Perhaps given three extra years leading to a general election, Jeremy Corbyn could’ve rallied the UK behind Labour. He just might’ve been able to convince the electorate – including the disgruntled members of his own party – that he represents the interests of the country and would make a competent Prime Minister. In 2020, Labour might’ve just won it.

But now that Theresa May has told the UK that we will be deciding who should form the next government on June 8th, it’s not looking likely. All eyes will be on Corbyn in the coming weeks, and he needs to change his style fast. As superficial as it may be, a lot the country will be voting for a party based on their opinion of its leader: do they look, speak and act like a Prime Minister? It’s hard to pinpoint exactly what qualities people consider ‘Prime Ministerial’, but Corbyn’s laid-back do-gooder style isn’t cutting it for most of the public.

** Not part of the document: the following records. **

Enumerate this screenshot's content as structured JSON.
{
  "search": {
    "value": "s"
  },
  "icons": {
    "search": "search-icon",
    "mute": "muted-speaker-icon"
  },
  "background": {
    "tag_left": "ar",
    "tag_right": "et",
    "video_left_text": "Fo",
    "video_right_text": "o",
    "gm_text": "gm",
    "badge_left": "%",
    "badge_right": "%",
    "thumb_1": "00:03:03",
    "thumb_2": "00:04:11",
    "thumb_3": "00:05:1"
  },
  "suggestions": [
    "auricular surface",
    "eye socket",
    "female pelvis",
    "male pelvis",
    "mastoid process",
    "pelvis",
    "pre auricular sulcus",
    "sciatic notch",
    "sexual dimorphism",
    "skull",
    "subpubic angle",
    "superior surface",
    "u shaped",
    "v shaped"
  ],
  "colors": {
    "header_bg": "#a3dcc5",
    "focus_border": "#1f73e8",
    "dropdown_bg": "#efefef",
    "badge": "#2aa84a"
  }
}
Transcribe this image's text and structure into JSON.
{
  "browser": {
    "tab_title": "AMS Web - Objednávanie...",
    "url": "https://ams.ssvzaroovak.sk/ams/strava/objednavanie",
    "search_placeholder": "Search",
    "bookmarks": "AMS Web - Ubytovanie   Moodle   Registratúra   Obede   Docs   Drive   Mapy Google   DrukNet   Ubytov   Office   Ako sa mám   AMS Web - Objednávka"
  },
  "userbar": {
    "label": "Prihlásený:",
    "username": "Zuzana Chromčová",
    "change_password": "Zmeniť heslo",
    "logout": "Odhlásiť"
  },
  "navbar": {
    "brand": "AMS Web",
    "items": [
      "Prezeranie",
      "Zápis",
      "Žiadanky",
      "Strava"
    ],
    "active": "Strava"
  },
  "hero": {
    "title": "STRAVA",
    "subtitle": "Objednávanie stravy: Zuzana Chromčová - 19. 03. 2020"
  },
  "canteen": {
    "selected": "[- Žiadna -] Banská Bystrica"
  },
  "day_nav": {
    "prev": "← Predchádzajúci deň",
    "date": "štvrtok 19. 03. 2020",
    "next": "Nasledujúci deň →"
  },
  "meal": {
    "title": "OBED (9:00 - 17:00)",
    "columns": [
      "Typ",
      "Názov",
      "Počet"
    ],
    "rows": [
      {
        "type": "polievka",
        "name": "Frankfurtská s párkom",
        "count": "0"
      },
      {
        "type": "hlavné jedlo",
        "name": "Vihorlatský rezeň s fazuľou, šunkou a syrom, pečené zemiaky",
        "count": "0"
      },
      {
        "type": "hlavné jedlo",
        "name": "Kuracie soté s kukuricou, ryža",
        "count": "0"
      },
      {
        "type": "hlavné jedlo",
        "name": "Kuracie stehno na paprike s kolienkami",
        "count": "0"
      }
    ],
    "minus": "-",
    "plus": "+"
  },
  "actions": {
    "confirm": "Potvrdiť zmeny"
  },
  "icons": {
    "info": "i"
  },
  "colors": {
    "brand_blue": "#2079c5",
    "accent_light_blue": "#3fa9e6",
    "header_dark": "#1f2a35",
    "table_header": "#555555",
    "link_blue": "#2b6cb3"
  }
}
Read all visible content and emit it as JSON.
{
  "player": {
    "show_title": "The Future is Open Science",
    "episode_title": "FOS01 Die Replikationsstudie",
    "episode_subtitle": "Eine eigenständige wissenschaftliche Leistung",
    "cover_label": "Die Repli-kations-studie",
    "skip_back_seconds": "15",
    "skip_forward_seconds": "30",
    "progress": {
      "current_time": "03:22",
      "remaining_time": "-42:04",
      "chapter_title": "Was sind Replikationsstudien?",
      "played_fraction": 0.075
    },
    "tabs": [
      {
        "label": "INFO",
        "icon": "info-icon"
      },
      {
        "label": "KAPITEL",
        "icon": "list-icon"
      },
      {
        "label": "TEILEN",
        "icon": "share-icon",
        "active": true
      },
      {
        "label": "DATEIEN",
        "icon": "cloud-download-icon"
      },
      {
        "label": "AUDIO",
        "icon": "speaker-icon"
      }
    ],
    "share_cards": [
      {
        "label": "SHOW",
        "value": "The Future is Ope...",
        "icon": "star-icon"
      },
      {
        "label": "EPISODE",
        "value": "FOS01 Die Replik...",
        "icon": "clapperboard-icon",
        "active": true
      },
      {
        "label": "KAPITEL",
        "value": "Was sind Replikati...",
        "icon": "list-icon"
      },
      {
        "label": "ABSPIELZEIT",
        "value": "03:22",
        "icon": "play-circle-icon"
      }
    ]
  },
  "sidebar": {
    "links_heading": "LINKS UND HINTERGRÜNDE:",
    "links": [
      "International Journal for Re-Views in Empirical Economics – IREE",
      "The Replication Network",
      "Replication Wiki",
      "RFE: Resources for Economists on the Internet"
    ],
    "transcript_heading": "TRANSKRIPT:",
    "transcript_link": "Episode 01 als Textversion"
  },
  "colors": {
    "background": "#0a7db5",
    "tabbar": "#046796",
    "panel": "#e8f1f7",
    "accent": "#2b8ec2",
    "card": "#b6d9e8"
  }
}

I’m personally a Corbynite; in my lifetime I’ve never seen a politician that I’ve believed to be such a genuine humanitarian. For me, he represents a new, radical, exciting type of politics. I appreciate, however, that his image doesn’t quite match this description: he seems too old, gentle and inoffensive. For many, Corbyn looks more at home in his allotment than in Parliament. His principled nature comes across as a weakness to some, but it needn’t, it’s just a matter of presentation.

If he wants to succeed in British personality politics, he should learn from the most successful politician of last year: Donald Trump. On the surface, the pair are binary opposites: Corbyn, a principled democratic socialist, and Trump, an unscrupulous reality TV star. But there’s a lot of similarities between the two.

Throughout his presidential campaign, Trump was below Clinton in the polls and he had consistently negative press coverage. His radical ideas gave the impression that he was a non-serious, ‘anti-politics’ candidate. But despite all this—and partially because of it—Trump is now the US President.

And Corbyn? Well… he is enjoying dire favourability ratings and in addition, Labour – after seven years in opposition – are polling mediocre at best, and shockingly at worst. He is also receiving a significant level of negative press coverage and like Trump, he also espouses some pretty radical ideas. If Trump can secure a victory from a similar underdog position, then Corbyn has something to learn from him about how to win elections.

In his campaign, Trump presented himself as a populist, a ‘man of the people’ who, like much of the US population, was tired of the political establishment with which they have become more and more disillusioned over the past decade. Armed with this attitude, he dominated every debate.

His opponents would be droning on about a boring legislation and he would interrupt and shout out some batshit policy (probably made up on the spot) like building a 1,900 mile long wall, complete with armed guards, along the Mexico–United States border. They ask how he plans on paying for it. “Mexico will pay for it,” he retorts. Of course. It’s that simple.

Obviously, Corbyn doesn’t share Trump’s far-right views or controversial attitude (he’s not trying to build any walls or grab any pussies), but he could learn to similarly embrace this image of the anti-politics politician. Theresa May, like Trump’s opponent Hilary Clinton, is boring and robotic; while she systematically repeats her campaign slogan, ‘strong and stable’, every thirty seconds, Corbyn could be acting as a source of excitement in the election. He has some radical ideas: he wants to renationalise the railways (cheaper train tickets!), he wants to increase the minimum wage to £10 per hour. How does he plan on paying for it? By implementing a more progressive income tax system and tackling corporate tax avoidance. Regardless of whether you think this is viable, his discourse, like Trump’s, should be that simple. Corbyn is a drastic departure from the typical British politician, so he should steer clear of the typical political rhetoric. Nonetheless, if you don’t scour his website or follow him or the Labour Party on Twitter, you’d never know any of his policies. Trump was loud and he said what people wanted to hear. Corbyn’s ideas are what people want to hear – they’d benefit the working class, the majority of the country – but he’s far too quiet.

Over the next few weeks, I want to see Jeremy acknowledge his negative press and how it is unfairly biased against him. I want to see him push his key policies and justify them, and I want to see him loud, confident and smiling – the party needs it to combat its defeatist attitude, and the country needs it to give them faith that he can competently perform on the world stage.